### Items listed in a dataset

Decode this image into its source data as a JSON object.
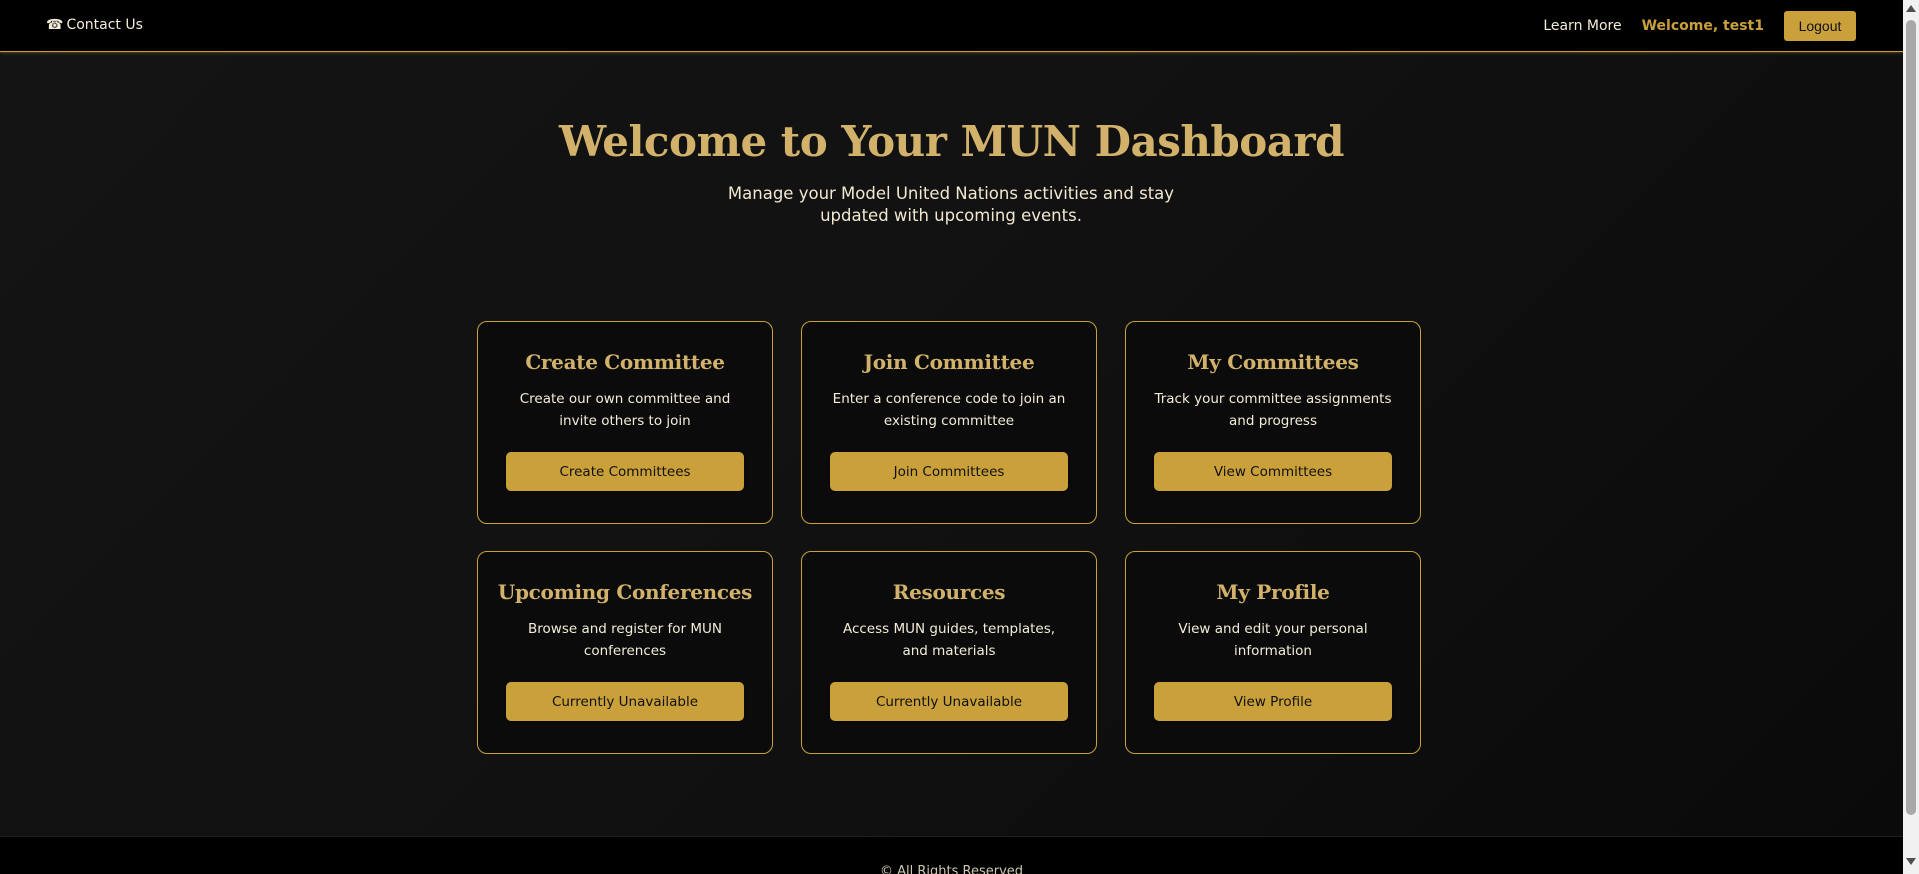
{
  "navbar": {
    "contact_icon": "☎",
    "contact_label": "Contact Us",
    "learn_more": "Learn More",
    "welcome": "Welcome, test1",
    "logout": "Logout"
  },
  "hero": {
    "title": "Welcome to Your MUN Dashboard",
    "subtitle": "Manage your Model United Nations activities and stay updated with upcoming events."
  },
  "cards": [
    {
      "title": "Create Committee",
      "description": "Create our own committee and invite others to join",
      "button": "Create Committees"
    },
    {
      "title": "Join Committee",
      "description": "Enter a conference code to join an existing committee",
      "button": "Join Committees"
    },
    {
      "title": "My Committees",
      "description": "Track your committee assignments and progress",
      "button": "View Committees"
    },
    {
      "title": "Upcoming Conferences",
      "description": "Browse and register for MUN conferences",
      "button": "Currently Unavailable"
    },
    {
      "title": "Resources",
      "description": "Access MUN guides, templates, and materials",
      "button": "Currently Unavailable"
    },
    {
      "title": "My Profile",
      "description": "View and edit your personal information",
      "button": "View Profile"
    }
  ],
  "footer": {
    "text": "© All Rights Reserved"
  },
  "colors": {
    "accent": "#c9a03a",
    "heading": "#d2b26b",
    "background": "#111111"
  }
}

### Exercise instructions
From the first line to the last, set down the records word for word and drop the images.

### Exercise output
Decode this image into its source data as a JSON object.
{
  "navbar": {
    "contact_icon": "☎",
    "contact_label": "Contact Us",
    "learn_more": "Learn More",
    "welcome": "Welcome, test1",
    "logout": "Logout"
  },
  "hero": {
    "title": "Welcome to Your MUN Dashboard",
    "subtitle": "Manage your Model United Nations activities and stay updated with upcoming events."
  },
  "cards": [
    {
      "title": "Create Committee",
      "description": "Create our own committee and invite others to join",
      "button": "Create Committees"
    },
    {
      "title": "Join Committee",
      "description": "Enter a conference code to join an existing committee",
      "button": "Join Committees"
    },
    {
      "title": "My Committees",
      "description": "Track your committee assignments and progress",
      "button": "View Committees"
    },
    {
      "title": "Upcoming Conferences",
      "description": "Browse and register for MUN conferences",
      "button": "Currently Unavailable"
    },
    {
      "title": "Resources",
      "description": "Access MUN guides, templates, and materials",
      "button": "Currently Unavailable"
    },
    {
      "title": "My Profile",
      "description": "View and edit your personal information",
      "button": "View Profile"
    }
  ],
  "footer": {
    "text": "© All Rights Reserved"
  },
  "colors": {
    "accent": "#c9a03a",
    "heading": "#d2b26b",
    "background": "#111111"
  }
}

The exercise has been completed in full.